Alessandro Acquisti and Catherine E. Tucker, Guns, Privacy, and Crime
Comment by: Aaron Burstein
Workshop draft abstract:
In December 2008, a Memphis newspaper made publicly available an online, searchable database of all gun permit holders in Tennessee. The database included information such as the permit holder’s name, ZIP code, and his or her permit’s start and expiration dates. It did not receive much attention until, in February, an article about a parking argument that ended in a deadly shooting referred to it. The fierce debate which thereafter arose – with the NRA accusing the newspaper of a “hateful, shameful form of public irresponsibility,” and the newspaper standing by a “right to know” argument – exemplifies the complex interactions, and sometimes collisions, between privacy and other rights and needs. In this case, individual privacy rights collided with the collective right to know, and, arguably, with both individual and communal issues of security.
By preventing the release of personal data, individuals often hope to prevent harm to themselves. However, the publication of the gun permits data highlights one case where privacy and personal security may appear to be in conflict. Whereas gun rights advocates suggested that the publication exposed gun owners to risk (for instance, of criminals targeting houses known to hold guns, in order to steal them), those defending it argued that gun owners may be less likely to be targeted, precisely because the information was made publicly available. In this manuscript we attempt to quantify the actual impact that the publication of TN gun permits data had on 1) crime rates and 2) gun permit requests in the city of Memphis. Combining gun, crime, demographic, and location data from an array of sources and databases, we measured how rates of occurrences of different classes of crime changed, as function of the local density of gun ownership made public by the newspaper, before and after the publication of the database.
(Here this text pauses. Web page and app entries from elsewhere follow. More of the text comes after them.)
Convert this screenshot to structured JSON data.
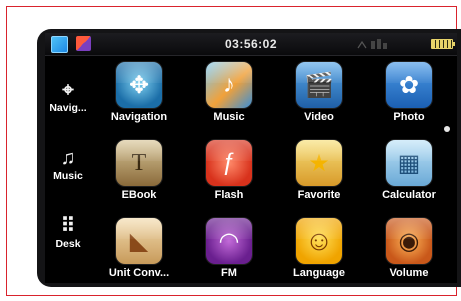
{
  "status_bar": {
    "time": "03:56:02",
    "icons": [
      "app-switch-icon",
      "color-theme-icon",
      "gps-signal-icon",
      "battery-icon"
    ]
  },
  "sidebar": {
    "items": [
      {
        "label": "Navig...",
        "icon": "compass-crosshair-icon",
        "glyph": "⌖"
      },
      {
        "label": "Music",
        "icon": "music-note-icon",
        "glyph": "♫"
      },
      {
        "label": "Desk",
        "icon": "grid-icon",
        "glyph": "⠿"
      }
    ]
  },
  "apps": [
    {
      "label": "Navigation",
      "icon": "navigation-compass-icon",
      "glyph": "✥"
    },
    {
      "label": "Music",
      "icon": "music-icon",
      "glyph": "♪"
    },
    {
      "label": "Video",
      "icon": "clapperboard-icon",
      "glyph": "🎬"
    },
    {
      "label": "Photo",
      "icon": "photo-icon",
      "glyph": "✿"
    },
    {
      "label": "EBook",
      "icon": "book-icon",
      "glyph": "T"
    },
    {
      "label": "Flash",
      "icon": "flash-icon",
      "glyph": "ƒ"
    },
    {
      "label": "Favorite",
      "icon": "star-icon",
      "glyph": "★"
    },
    {
      "label": "Calculator",
      "icon": "calculator-icon",
      "glyph": "▦"
    },
    {
      "label": "Unit Conv...",
      "icon": "ruler-triangle-icon",
      "glyph": "◣"
    },
    {
      "label": "FM",
      "icon": "radio-waves-icon",
      "glyph": "◠"
    },
    {
      "label": "Language",
      "icon": "smiley-icon",
      "glyph": "☺"
    },
    {
      "label": "Volume",
      "icon": "speaker-icon",
      "glyph": "◉"
    }
  ],
  "colors": {
    "frame": "#d9232d",
    "screen": "#000000",
    "battery": "#e8d46a"
  }
}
Our results suggest that the publication of the database reduced more significantly the occurrence of violent crimes (such as robberies and burglaries) in ZIP codes with higher gun ownership density. At the same time, the publication was accompanied by a more significant percentage increase in gun permits requests in areas with pre-existing higher rates of gun ownership. To address concerns about unobserved heterogeneity, we also performed a falsification test by studying crime trends in a similar town (Jackson) in a neighboring state. We found no similar trends in crime during the time period in such town.
This paper contributes not just to the policy debate on the openness or secrecy of gun data (19 states allow the public to access gun permits information; other states either have no laws addressing the issue, or keep the information outside the public domain), but to the broader discourse on the boundaries and connections between privacy and security.